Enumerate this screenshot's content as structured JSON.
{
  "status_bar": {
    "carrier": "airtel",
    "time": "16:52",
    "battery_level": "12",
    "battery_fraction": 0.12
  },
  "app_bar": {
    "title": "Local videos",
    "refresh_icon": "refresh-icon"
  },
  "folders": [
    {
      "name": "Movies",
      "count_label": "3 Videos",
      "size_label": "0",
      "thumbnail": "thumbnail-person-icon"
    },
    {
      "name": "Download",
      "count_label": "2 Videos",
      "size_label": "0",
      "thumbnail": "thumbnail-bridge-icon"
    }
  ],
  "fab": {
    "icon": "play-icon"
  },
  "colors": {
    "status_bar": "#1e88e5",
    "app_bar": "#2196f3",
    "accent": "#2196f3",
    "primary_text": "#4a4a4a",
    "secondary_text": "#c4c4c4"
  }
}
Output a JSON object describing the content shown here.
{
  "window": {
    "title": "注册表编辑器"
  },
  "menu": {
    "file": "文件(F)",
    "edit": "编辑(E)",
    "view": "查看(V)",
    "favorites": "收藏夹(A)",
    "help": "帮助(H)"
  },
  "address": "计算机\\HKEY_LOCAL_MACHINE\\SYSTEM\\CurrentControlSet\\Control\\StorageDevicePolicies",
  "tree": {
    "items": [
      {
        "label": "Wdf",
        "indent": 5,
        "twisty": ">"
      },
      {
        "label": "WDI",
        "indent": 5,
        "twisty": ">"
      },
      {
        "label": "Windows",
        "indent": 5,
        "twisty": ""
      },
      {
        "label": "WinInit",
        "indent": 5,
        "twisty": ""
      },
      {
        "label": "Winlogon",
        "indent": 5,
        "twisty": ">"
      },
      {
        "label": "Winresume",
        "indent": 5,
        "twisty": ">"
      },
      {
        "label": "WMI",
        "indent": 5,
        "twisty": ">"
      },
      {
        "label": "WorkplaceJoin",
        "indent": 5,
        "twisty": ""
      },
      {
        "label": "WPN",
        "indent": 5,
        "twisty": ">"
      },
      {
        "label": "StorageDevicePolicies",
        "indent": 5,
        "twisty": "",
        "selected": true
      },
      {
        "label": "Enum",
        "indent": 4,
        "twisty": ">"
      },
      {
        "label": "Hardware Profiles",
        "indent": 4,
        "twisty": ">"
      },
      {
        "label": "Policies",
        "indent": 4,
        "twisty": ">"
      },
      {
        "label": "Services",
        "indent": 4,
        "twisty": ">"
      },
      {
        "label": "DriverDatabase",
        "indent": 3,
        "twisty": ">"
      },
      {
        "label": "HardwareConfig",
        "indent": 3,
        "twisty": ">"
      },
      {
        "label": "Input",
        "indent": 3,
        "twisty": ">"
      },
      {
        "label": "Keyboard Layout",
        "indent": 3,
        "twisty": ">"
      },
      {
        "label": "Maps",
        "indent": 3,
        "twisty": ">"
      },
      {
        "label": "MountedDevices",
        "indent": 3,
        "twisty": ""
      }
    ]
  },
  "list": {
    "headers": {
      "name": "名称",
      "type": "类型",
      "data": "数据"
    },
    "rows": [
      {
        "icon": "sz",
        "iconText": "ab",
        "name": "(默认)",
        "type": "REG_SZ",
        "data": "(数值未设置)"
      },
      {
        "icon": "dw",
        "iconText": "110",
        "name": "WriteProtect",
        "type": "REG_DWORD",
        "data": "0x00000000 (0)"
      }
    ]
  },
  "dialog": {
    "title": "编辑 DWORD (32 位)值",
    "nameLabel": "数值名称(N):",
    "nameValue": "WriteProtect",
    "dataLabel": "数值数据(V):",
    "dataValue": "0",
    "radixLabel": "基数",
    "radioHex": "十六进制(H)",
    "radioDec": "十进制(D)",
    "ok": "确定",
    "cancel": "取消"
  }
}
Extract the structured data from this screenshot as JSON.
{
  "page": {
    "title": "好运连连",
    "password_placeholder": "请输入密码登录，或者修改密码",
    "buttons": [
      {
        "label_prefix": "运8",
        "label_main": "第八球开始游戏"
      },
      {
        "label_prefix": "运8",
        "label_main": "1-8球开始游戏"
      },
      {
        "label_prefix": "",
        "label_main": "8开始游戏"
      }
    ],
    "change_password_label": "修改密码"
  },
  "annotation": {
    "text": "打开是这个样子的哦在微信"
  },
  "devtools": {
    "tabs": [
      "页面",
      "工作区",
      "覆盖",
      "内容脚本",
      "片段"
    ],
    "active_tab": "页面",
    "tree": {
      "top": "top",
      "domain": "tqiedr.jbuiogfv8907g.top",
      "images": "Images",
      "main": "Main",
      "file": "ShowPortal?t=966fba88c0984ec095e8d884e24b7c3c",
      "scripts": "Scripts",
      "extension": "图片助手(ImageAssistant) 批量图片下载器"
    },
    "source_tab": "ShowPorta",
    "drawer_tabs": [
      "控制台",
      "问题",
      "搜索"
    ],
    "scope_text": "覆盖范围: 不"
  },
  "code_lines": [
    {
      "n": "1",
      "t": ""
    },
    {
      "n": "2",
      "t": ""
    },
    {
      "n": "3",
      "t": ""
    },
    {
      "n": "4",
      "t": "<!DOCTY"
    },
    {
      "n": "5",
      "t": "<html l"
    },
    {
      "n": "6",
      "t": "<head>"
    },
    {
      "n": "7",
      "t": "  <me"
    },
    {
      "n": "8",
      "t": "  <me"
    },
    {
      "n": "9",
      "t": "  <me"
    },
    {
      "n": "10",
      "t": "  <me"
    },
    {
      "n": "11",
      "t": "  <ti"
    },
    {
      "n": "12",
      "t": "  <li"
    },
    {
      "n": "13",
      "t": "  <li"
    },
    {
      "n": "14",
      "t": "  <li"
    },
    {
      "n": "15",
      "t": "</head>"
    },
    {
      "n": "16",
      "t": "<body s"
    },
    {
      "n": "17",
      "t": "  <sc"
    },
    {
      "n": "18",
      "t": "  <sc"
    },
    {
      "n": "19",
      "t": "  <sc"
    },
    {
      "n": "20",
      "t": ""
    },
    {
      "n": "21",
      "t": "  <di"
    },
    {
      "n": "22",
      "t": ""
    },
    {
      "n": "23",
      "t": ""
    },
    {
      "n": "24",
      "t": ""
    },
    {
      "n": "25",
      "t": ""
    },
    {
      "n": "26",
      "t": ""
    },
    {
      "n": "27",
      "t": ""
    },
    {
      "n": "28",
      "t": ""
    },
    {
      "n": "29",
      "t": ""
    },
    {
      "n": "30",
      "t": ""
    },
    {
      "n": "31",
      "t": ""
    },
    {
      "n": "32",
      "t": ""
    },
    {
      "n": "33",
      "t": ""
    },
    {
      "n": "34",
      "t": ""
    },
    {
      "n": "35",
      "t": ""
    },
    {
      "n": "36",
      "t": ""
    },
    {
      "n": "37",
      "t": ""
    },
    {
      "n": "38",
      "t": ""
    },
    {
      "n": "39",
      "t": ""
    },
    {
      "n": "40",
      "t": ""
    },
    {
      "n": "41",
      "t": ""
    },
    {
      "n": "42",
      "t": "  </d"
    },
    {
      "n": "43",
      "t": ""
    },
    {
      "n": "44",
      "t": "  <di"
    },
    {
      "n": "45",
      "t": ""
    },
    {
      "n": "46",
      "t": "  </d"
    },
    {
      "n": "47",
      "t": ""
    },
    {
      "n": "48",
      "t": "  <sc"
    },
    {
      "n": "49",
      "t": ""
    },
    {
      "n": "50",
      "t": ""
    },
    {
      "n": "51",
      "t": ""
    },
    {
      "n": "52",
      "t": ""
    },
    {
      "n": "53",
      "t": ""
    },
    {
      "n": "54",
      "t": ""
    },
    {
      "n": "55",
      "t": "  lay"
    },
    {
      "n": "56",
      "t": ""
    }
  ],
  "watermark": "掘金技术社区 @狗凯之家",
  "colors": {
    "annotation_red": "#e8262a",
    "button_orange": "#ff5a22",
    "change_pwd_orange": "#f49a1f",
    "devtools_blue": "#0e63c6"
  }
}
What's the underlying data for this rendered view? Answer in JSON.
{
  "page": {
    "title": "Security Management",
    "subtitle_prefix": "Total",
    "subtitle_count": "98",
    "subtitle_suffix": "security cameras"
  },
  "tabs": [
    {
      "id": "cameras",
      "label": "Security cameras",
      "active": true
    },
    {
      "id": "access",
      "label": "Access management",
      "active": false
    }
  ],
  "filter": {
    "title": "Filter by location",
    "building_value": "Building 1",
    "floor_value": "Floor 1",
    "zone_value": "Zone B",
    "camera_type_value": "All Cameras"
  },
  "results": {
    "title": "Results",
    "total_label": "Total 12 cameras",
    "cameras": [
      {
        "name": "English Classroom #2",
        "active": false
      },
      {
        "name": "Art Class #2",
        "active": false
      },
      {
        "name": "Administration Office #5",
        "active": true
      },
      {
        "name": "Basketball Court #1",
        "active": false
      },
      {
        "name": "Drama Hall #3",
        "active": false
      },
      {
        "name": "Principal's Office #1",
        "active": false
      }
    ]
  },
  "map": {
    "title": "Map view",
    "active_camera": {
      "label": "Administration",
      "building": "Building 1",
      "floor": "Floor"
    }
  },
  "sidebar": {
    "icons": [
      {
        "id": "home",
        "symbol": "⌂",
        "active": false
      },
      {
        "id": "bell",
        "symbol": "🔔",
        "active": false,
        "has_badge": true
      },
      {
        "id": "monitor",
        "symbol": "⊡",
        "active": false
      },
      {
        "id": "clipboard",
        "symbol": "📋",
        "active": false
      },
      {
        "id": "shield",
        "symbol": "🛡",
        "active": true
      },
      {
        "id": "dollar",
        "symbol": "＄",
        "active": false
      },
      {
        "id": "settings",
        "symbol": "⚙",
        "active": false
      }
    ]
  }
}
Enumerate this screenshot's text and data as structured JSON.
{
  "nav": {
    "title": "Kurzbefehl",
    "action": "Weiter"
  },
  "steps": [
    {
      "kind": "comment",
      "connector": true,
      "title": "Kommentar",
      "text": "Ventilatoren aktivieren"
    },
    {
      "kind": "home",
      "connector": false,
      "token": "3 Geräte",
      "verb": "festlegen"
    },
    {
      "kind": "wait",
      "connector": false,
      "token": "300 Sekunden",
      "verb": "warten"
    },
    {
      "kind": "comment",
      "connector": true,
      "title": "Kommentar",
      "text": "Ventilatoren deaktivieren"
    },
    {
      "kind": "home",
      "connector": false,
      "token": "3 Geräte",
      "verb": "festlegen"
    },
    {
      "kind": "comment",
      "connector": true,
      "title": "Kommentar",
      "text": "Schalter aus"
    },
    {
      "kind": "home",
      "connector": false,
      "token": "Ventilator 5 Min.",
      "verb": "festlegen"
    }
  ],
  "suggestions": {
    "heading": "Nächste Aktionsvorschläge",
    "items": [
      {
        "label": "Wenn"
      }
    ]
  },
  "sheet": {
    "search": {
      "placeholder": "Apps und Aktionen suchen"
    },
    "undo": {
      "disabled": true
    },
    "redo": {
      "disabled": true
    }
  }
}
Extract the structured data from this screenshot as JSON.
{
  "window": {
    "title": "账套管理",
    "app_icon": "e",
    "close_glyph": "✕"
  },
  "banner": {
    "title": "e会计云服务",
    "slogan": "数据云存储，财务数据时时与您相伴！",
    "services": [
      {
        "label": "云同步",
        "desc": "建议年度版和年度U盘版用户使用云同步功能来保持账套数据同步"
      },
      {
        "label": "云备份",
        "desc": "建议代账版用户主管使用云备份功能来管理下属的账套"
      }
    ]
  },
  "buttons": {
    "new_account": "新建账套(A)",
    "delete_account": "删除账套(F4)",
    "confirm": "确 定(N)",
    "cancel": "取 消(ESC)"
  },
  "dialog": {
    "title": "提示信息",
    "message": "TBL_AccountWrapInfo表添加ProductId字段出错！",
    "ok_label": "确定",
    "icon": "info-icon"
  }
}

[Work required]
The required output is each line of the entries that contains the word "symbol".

[Response for this exercise]
        "symbol": "⌂",
        "symbol": "🔔",
        "symbol": "⊡",
        "symbol": "📋",
        "symbol": "🛡",
        "symbol": "＄",
        "symbol": "⚙",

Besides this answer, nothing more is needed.